“Georgia’s strategy…is a Hail Mary Pass”
That’s according to one Atlanta water consultant who was quoted by the New York Times in March describing Senators Isakson’s and Chambliss’ attempt to make Lake Lanier’s water problem a national problem. This dynamic duo has been working to marshal evidence that Corps reservoirs like Lanier all across the country are not authorized to, but do indeed, provide municipal water supplies. See my previous post for an introduction to Georgia’s reservoir reauthorization quest, former Rep. Nathan Deal’s participation, and the initial fallout.
According to the NYT and a widely circulated AP release, the duo identified reservoirs that were not initially authorized to provide water supply. But the devil is in the details. Under the terms of subsequent legislation – namely the Water Supply Act (1958) – specific municipalities have “valid deals” and the right to access the named Corps’ reservoirs. The Senators are, of course, reacting to Judge Paul Magnuson’s July 2009 ruling that Lake Lanier was never authorized for water supply and the fact that the Corps did not follow the Water Supply Act when allocating water to metro Atlanta communities. Georgia is appealing this decision.
It’s worth emphasizing that Alabama’s, Florida’s, and Georgia’s tri-state water war resolution is spurring national attention for good reason. The Apalachicola-Chattahoochee-Flint (ACF) river basin is an interstate affair; it involves numerous private and federal electrical generation facilities and dams; the stakeholders include irrigation farmers, commercial fishermen, Riverkeepers, and millions of urban dwellers; and then there are the endangered species. And to boot, this is all taking place in a humid region within a riparian legal framework. While no two river basins are created alike, how we reach an ACF compact will affect future interstate river negotiations in the Coosa, Savannah, and Catawba basins.
I’ll also take this moment to remind readers that the Georgia River Network and the Georgia Water Coalition (GWC) believe reauthorization and reallocation of the water from Lake Lanier should be a central component in planning the region’s future water supply. But let’s establish a tri-state compact first and then take one reservoir reauthorization at a time. Read more about the GWC’s position on, and solutions for, the tri-state water war here.

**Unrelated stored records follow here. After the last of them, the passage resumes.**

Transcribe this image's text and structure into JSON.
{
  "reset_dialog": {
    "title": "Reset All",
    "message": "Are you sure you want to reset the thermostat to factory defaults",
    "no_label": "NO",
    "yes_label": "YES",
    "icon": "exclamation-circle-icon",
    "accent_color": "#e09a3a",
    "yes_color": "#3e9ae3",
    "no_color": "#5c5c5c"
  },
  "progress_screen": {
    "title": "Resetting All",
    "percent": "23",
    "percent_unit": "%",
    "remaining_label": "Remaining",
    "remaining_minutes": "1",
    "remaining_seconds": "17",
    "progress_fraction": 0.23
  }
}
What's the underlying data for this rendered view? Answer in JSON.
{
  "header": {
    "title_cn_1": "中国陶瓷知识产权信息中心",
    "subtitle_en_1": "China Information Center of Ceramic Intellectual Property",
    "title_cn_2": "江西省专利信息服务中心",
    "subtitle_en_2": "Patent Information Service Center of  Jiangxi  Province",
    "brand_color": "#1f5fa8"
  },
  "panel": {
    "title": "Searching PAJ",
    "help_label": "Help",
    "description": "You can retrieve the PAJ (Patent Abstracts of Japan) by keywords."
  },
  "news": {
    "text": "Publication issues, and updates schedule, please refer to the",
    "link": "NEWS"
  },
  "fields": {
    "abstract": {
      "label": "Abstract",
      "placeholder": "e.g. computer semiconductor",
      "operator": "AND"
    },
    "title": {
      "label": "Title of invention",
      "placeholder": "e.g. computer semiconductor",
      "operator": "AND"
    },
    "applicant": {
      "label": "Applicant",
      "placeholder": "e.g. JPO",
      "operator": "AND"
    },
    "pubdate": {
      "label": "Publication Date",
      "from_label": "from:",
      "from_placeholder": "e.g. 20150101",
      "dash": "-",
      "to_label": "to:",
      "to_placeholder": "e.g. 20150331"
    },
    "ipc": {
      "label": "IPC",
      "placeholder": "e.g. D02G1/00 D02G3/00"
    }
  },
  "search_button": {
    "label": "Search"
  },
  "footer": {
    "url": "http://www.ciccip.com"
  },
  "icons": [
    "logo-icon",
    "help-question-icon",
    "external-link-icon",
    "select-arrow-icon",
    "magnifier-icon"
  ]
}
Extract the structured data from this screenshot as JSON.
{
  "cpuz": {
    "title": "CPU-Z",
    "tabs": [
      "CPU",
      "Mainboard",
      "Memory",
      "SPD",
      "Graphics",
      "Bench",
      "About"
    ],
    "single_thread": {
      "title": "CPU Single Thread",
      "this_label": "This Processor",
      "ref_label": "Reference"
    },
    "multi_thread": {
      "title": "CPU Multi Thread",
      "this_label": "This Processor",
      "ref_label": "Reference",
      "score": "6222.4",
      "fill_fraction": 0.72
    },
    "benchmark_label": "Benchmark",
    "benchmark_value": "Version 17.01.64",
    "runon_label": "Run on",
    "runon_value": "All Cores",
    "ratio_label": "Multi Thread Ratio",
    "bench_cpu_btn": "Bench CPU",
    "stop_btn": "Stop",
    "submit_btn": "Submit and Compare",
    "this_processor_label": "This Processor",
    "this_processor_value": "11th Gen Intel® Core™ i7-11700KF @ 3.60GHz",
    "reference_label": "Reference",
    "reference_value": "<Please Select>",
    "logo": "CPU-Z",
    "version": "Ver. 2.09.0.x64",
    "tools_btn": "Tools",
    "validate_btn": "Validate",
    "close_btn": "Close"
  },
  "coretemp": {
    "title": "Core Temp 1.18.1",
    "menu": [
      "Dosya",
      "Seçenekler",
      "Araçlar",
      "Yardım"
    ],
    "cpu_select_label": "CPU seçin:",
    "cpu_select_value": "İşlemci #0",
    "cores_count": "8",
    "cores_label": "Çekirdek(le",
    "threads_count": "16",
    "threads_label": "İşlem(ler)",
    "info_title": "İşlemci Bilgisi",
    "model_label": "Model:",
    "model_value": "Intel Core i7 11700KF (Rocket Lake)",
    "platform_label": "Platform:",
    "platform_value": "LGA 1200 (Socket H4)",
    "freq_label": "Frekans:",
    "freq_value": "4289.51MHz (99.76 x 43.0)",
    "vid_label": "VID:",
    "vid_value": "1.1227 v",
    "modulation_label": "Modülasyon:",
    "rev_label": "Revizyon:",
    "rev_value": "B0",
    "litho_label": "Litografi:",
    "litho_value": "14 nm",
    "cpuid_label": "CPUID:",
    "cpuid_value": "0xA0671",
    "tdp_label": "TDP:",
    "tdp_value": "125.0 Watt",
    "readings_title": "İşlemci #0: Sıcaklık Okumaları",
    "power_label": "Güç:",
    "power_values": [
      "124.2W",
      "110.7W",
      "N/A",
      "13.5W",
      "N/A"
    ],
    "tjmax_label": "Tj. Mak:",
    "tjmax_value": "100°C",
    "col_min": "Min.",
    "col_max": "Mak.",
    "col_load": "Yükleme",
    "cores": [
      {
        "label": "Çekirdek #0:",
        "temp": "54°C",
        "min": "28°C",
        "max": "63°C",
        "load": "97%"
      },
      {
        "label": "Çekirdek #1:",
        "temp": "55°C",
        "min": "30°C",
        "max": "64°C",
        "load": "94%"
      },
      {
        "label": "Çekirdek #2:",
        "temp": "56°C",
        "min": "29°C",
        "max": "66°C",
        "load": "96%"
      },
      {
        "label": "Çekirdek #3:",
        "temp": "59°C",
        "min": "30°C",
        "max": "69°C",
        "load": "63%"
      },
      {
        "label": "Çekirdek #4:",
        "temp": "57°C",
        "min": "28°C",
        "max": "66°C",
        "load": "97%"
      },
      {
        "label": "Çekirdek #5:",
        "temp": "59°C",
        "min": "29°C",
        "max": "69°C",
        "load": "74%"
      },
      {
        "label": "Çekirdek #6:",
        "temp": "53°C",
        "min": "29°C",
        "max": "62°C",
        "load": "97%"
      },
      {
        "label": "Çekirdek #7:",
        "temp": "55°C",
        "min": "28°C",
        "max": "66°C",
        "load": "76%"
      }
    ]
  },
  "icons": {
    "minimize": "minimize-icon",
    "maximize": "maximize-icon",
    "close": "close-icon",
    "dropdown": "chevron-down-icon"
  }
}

Finally, if you would like to see what Congress’ think-tank thinks on this matter, check out the Congressional Research Service report mentioned in the NYT.